17 Jan Forgiveness
Why forgiveness is for you (the forgiver) more than it is for them (the forgiven). This is a hard concept for many. I’ve heard countless times, “I can’t forgive them – they don’t deserve it,” “They did the unforgivable,” “How and why would you forgive them…”
Feelings of anger, bitterness, vengeance, rage, turmoil, sadness, grief…Those are your feelings; your wounds. Many injustices that you carry, affect you, and you alone. Often times the accused has moved on from a situation, not even giving it a second thought. And yet, here you are carrying this baggage that’s eating you alive – gnawing at your heart and soul.
Yet, when you can actually forgive, you release those toxins. You release that negativity from your soul. That is why forgiveness is important and that is why forgiveness is for you (the forgiver) and not them (the forgiven).
The reality is that it starts and ends with you. It has very little to do with the other person.
I know—this is hard to understand at first. But here’s the deal: what we hold onto within ourselves dictates our reality. Holding a resentment is like holding yourself hostage. Only you can release the prisoner, and (reality check) YOU are the prisoner.
We choose to forgive when we decide it’s more important to be happy than to be right. We choose to forgive when we decide we are ready to let ourselves be free.

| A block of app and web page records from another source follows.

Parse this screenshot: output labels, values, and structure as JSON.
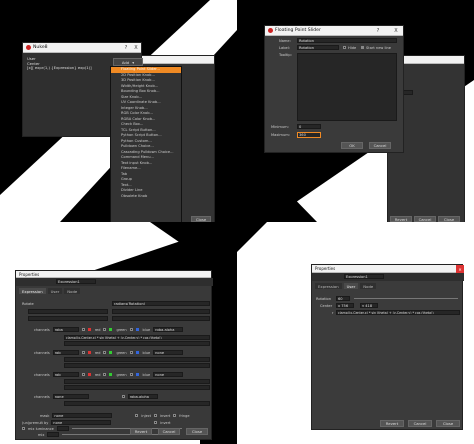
{
  "colors": {
    "accent": "#f08a24",
    "panel": "#3a3a3a",
    "field": "#262626"
  },
  "q1": {
    "nukeDialog": {
      "title": "Nuke8",
      "text": [
        "User",
        "Center",
        "[x][ expr(1,) {Expression} exp(1)]"
      ],
      "help": "?",
      "close": "X"
    },
    "addButton": "Add",
    "menuItems": [
      "Floating Point Slider...",
      "2D Position Knob...",
      "3D Position Knob...",
      "Width/Height Knob...",
      "Bounding Box Knob...",
      "Size Knob...",
      "UV Coordinate Knob...",
      "Integer Knob...",
      "RGB Color Knob...",
      "RGBA Color Knob...",
      "Check Box...",
      "TCL Script Button...",
      "Python Script Button...",
      "Python Custom...",
      "Pulldown Choice...",
      "Cascading Pulldown Choice...",
      "Command Menu...",
      "Text input Knob...",
      "Filename...",
      "Tab",
      "Group",
      "Text...",
      "Divider Line",
      "Obsolete Knob"
    ],
    "closeButton": "Close"
  },
  "q2": {
    "title": "Floating Point Slider",
    "help": "?",
    "close": "X",
    "nameLabel": "Name:",
    "nameValue": "Rotation",
    "labelLabel": "Label:",
    "labelValue": "Rotation",
    "hideLabel": "Hide",
    "newLineLabel": "Start new line",
    "tooltipLabel": "Tooltip:",
    "minLabel": "Minimum:",
    "minValue": "0",
    "maxLabel": "Maximum:",
    "maxValue": "360",
    "ok": "OK",
    "cancel": "Cancel",
    "revert": "Revert",
    "closeBtn": "Close",
    "bgExpr": "200"
  },
  "q3": {
    "title": "Properties",
    "nodeName": "Expression1",
    "tabs": [
      "Expression",
      "User",
      "Node"
    ],
    "rotationLabel": "Rotate",
    "rotationExpr": "radians(Rotation)",
    "channelsLabel": "channels",
    "rows": [
      {
        "label": "channels",
        "value": "rgba",
        "chans": [
          "red",
          "green",
          "blue",
          "rgba.alpha"
        ],
        "expr": "clamp((x-Center.x) * sin (theta) + (y-Center.y) * cos (theta))"
      },
      {
        "label": "channels",
        "value": "rgb",
        "chans": [
          "red",
          "green",
          "blue",
          "none"
        ],
        "expr": ""
      },
      {
        "label": "channels",
        "value": "rgb",
        "chans": [
          "red",
          "green",
          "blue",
          "none"
        ],
        "expr": ""
      },
      {
        "label": "channels",
        "value": "none",
        "chans": [
          "rgba.alpha"
        ],
        "expr": ""
      }
    ],
    "maskLabel": "mask",
    "maskValue": "none",
    "injectLabel": "inject",
    "invertLabel": "invert",
    "fringeLabel": "fringe",
    "unpremultLabel": "(un)premult by",
    "unpremultValue": "none",
    "mixLumLabel": "mix luminance",
    "mixLabel": "mix",
    "revert": "Revert",
    "cancel": "Cancel",
    "close": "Close"
  },
  "centerLabel": "center",
  "q4": {
    "title": "Properties",
    "nodeName": "Expression1",
    "tabs": [
      "Expression",
      "User",
      "Node"
    ],
    "rotationLabel": "Rotation",
    "rotationValue": "60",
    "centerLabel": "Center",
    "centerX": "x 756",
    "centerY": "y 418",
    "exprPrefix": "r",
    "exprValue": "clamp((x-Center.x) * sin (theta) + (y-Center.y) * cos (theta))",
    "revert": "Revert",
    "cancel": "Cancel",
    "close": "Close"
  }
}
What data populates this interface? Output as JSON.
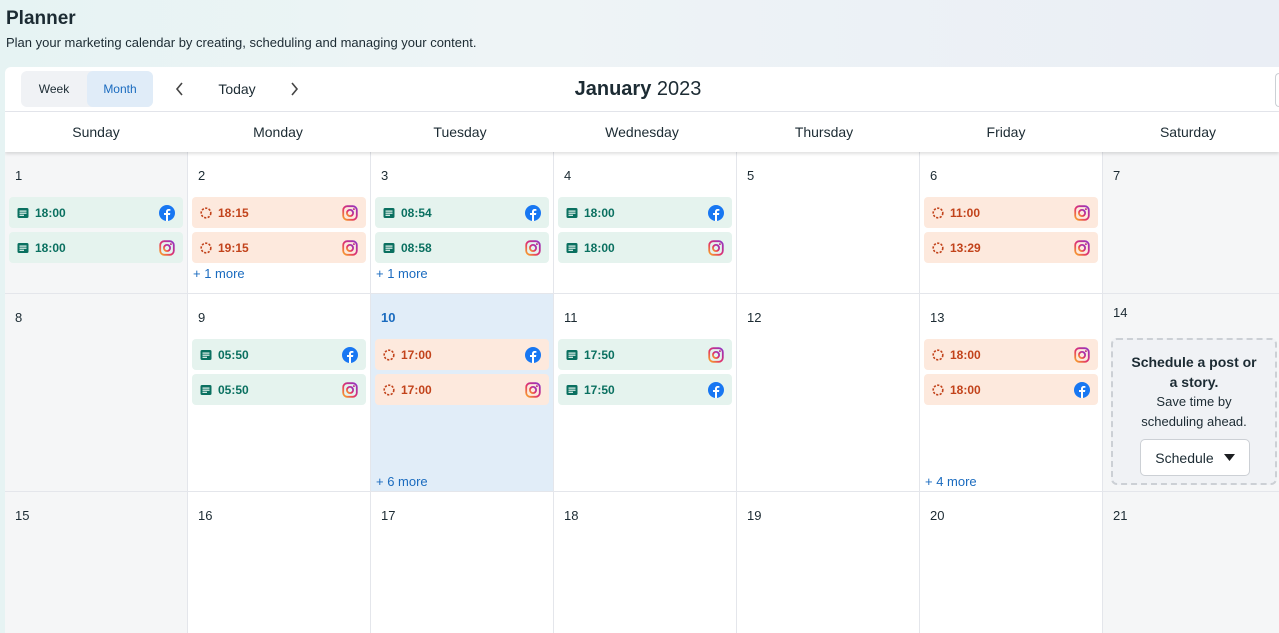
{
  "header": {
    "title": "Planner",
    "subtitle": "Plan your marketing calendar by creating, scheduling and managing your content."
  },
  "toolbar": {
    "week_label": "Week",
    "month_label": "Month",
    "active_view": "Month",
    "today_label": "Today",
    "month_name": "January",
    "year": "2023"
  },
  "weekdays": [
    "Sunday",
    "Monday",
    "Tuesday",
    "Wednesday",
    "Thursday",
    "Friday",
    "Saturday"
  ],
  "colors": {
    "published_bg": "#e5f3ee",
    "published_text": "#0a7060",
    "scheduled_bg": "#fde9dd",
    "scheduled_text": "#c2431b",
    "accent": "#1a6bbf",
    "today_bg": "#e1edf8"
  },
  "weeks": [
    [
      {
        "day": "1",
        "weekend": true,
        "posts": [
          {
            "time": "18:00",
            "status": "published",
            "network": "facebook"
          },
          {
            "time": "18:00",
            "status": "published",
            "network": "instagram"
          }
        ]
      },
      {
        "day": "2",
        "posts": [
          {
            "time": "18:15",
            "status": "scheduled",
            "network": "instagram"
          },
          {
            "time": "19:15",
            "status": "scheduled",
            "network": "instagram"
          }
        ],
        "more": "+ 1 more"
      },
      {
        "day": "3",
        "posts": [
          {
            "time": "08:54",
            "status": "published",
            "network": "facebook"
          },
          {
            "time": "08:58",
            "status": "published",
            "network": "instagram"
          }
        ],
        "more": "+ 1 more"
      },
      {
        "day": "4",
        "posts": [
          {
            "time": "18:00",
            "status": "published",
            "network": "facebook"
          },
          {
            "time": "18:00",
            "status": "published",
            "network": "instagram"
          }
        ]
      },
      {
        "day": "5",
        "posts": []
      },
      {
        "day": "6",
        "posts": [
          {
            "time": "11:00",
            "status": "scheduled",
            "network": "instagram"
          },
          {
            "time": "13:29",
            "status": "scheduled",
            "network": "instagram"
          }
        ]
      },
      {
        "day": "7",
        "weekend": true,
        "posts": []
      }
    ],
    [
      {
        "day": "8",
        "weekend": true,
        "posts": []
      },
      {
        "day": "9",
        "posts": [
          {
            "time": "05:50",
            "status": "published",
            "network": "facebook"
          },
          {
            "time": "05:50",
            "status": "published",
            "network": "instagram"
          }
        ]
      },
      {
        "day": "10",
        "today": true,
        "posts": [
          {
            "time": "17:00",
            "status": "scheduled",
            "network": "facebook"
          },
          {
            "time": "17:00",
            "status": "scheduled",
            "network": "instagram"
          }
        ],
        "more": "+ 6 more"
      },
      {
        "day": "11",
        "posts": [
          {
            "time": "17:50",
            "status": "published",
            "network": "instagram"
          },
          {
            "time": "17:50",
            "status": "published",
            "network": "facebook"
          }
        ]
      },
      {
        "day": "12",
        "posts": []
      },
      {
        "day": "13",
        "posts": [
          {
            "time": "18:00",
            "status": "scheduled",
            "network": "instagram"
          },
          {
            "time": "18:00",
            "status": "scheduled",
            "network": "facebook"
          }
        ],
        "more": "+ 4 more"
      },
      {
        "day": "14",
        "weekend": true,
        "posts": [],
        "promo": true
      }
    ],
    [
      {
        "day": "15",
        "weekend": true,
        "posts": []
      },
      {
        "day": "16",
        "posts": []
      },
      {
        "day": "17",
        "posts": []
      },
      {
        "day": "18",
        "posts": []
      },
      {
        "day": "19",
        "posts": []
      },
      {
        "day": "20",
        "posts": []
      },
      {
        "day": "21",
        "weekend": true,
        "posts": []
      }
    ]
  ],
  "promo": {
    "title": "Schedule a post or a story.",
    "text": "Save time by scheduling ahead.",
    "button_label": "Schedule"
  }
}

I know this is provocative stuff. You might be thinking, “But wait, I was really, really wronged!”
And you’re right, you probably were.

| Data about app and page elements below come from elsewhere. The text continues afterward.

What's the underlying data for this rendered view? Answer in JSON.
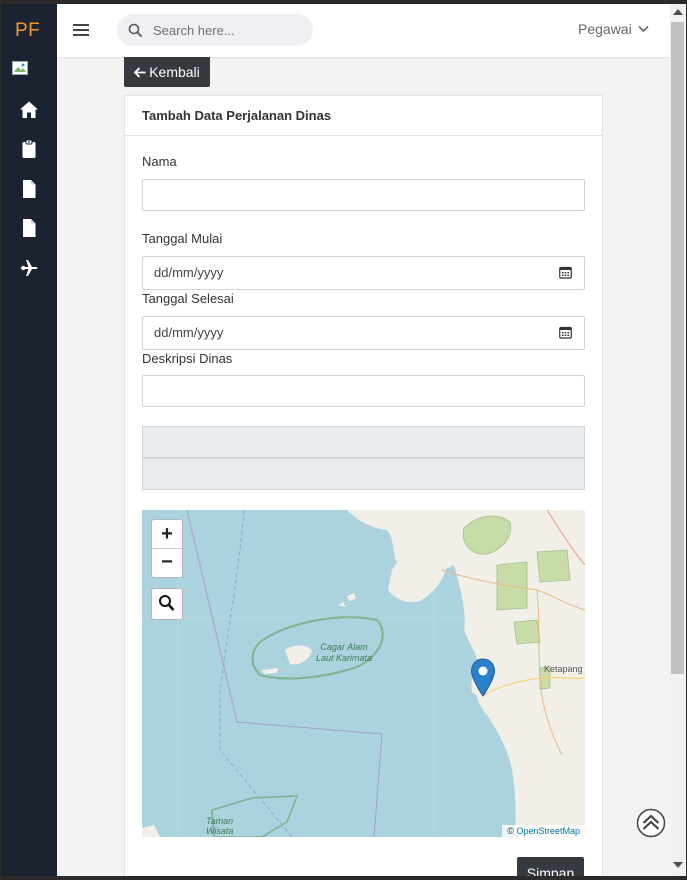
{
  "brand": {
    "logo_text": "PF"
  },
  "sidebar": {
    "items": [
      {
        "icon": "home-icon"
      },
      {
        "icon": "clipboard-icon"
      },
      {
        "icon": "file-icon"
      },
      {
        "icon": "file-icon"
      },
      {
        "icon": "plane-icon"
      }
    ]
  },
  "header": {
    "search_placeholder": "Search here...",
    "user_menu_label": "Pegawai"
  },
  "back_button": {
    "label": "Kembali"
  },
  "form": {
    "title": "Tambah Data Perjalanan Dinas",
    "fields": {
      "nama_label": "Nama",
      "nama_value": "",
      "tanggal_mulai_label": "Tanggal Mulai",
      "tanggal_mulai_placeholder": "dd/mm/yyyy",
      "tanggal_selesai_label": "Tanggal Selesai",
      "tanggal_selesai_placeholder": "dd/mm/yyyy",
      "deskripsi_label": "Deskripsi Dinas",
      "deskripsi_value": "",
      "latitude_value": "",
      "longitude_value": ""
    },
    "save_label": "Simpan"
  },
  "map": {
    "zoom_in": "+",
    "zoom_out": "−",
    "labels": {
      "reserve_line1": "Cagar Alam",
      "reserve_line2": "Laut Karimata",
      "town": "Ketapang",
      "park_line1": "Taman",
      "park_line2": "Wisata"
    },
    "attribution_prefix": "©",
    "attribution_link": "OpenStreetMap",
    "colors": {
      "water": "#aad3df",
      "land": "#f2efe9",
      "park": "#c8dca8",
      "marker": "#2a81cb"
    }
  }
}
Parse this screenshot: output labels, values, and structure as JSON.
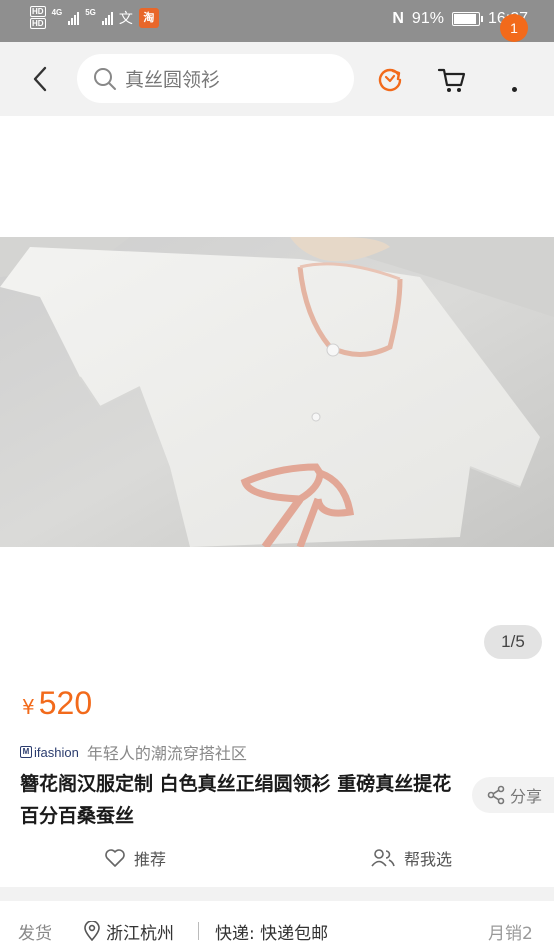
{
  "status_bar": {
    "hd1": "HD",
    "hd2": "HD",
    "net1": "4G",
    "net2": "5G",
    "wen": "文",
    "taobao_badge": "淘",
    "nfc": "N",
    "battery": "91%",
    "time": "16:27",
    "battery_level": 0.91
  },
  "header": {
    "search_text": "真丝圆领衫",
    "cart_badge": "1"
  },
  "gallery": {
    "counter": "1/5"
  },
  "product": {
    "currency": "¥",
    "price": "520",
    "ifashion_logo": "ifashion",
    "ifashion_tagline": "年轻人的潮流穿搭社区",
    "title": "簪花阁汉服定制 白色真丝正绢圆领衫 重磅真丝提花百分百桑蚕丝",
    "share_label": "分享"
  },
  "actions": {
    "recommend": "推荐",
    "help_choose": "帮我选"
  },
  "shipping": {
    "label": "发货",
    "location": "浙江杭州",
    "express": "快递: 快递包邮",
    "sales": "月销2"
  },
  "colors": {
    "accent": "#f26a1b",
    "header_bg": "#f2f2f2",
    "status_bg": "#8f8f8f"
  }
}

Forgiveness is not about denying what was done to you. Quite the contrary, actually.
Forgiveness is about feeling the hurt, the pain, and the anger about what happened to you, and even amid all those feelings, making a choice to forgive.
Forgiveness is a decision.
“Step 1: Become Willing to Forgive.
Willingness means that you are open to the possibility of forgiving. You are OPEN to it. It is a possibility. It does not mean that all of the sudden, you’re over it. It does not mean you erase the past (which is actually just stuffing it into the unconscious—we already know this is a big no-no).
It just means that you consciously create within your mind (and heart) a space for the possibility of a new reality—the reality that you are no longer resentful; a reality that you have forgiven.
Step 2: Bring Your Resentments to the Surface.
Ask yourself, “Why am I angry?” Clearly pinpoint the feelings you are holding. You might want to make a list—how have you felt wronged or victimized? Just get clear.
Step 3: Distinguishing Soul from Ego.
This step is all about recognizing that we are all essentially good people who’ve been hurt, and because of this, we make mistakes and hurt others.
We have a true self, which is our inherent goodness (Soul), and a wounded self, which operates from fear (ego). It is your wounded self, not your true self, that hurts other people. This is true for everyone.
When we operate from our wounded self (out of fear and hurt), we hurt other people. And we’ve all hurt other people! Many of us have hurt people that we really love! This doesn’t happen because we’re bad. This doesn’t happen because we are flawed, or less-than, or just plain f-ed up!
It happens because we’re also hurt! And the same goes for anyone who has hurt you too. Anyone who hurts others is also hurting. Does this make it ok? Of course not! But it’s true, so it’s better to recognize it as a reality rather than staying caught in the illusion that certain people are evil.
Viewing others as “bad” calls for justification of anger and resentment; viewing others as wounded calls for compassion.
(Again, this isn’t easy, but it’s true.)
Step 4: Look at Your Part.
It’s time to look at your part and to take some personal responsibility. Ask yourself, “How have I brought pain to this person or situation? How have I done a similar thing that was done to me?” This can be hard to do, but it is so important.
Getting honest about your part in the situation is essential. Your part may be that you’ve done something similar to what was done to you (this is often the case, especially in our adult relationships).
Or your part may be that you’ve held onto your own anger and hatred against a certain person for a long time. (This might be the case for things that happened to you when you were young.)
Get as honest as you can. Go down your list, look at the specific things you listed, and ask yourself “Have I done a similar thing?” You might be surprised at what you find.
Step 5: Surrender.
Now you’ve done all the dirty work and it’s time to let your feelings change on their own time. All of the steps above will guide you towards a shift.
I can’t tell you how long it’s going to take, but I can tell you that if you intend for it to happen, it will. If you can, spend a few minutes each day going through these steps and see what changes.
You will forgive.
And when you do, everything else will change for you too.” ~Shelly Bullard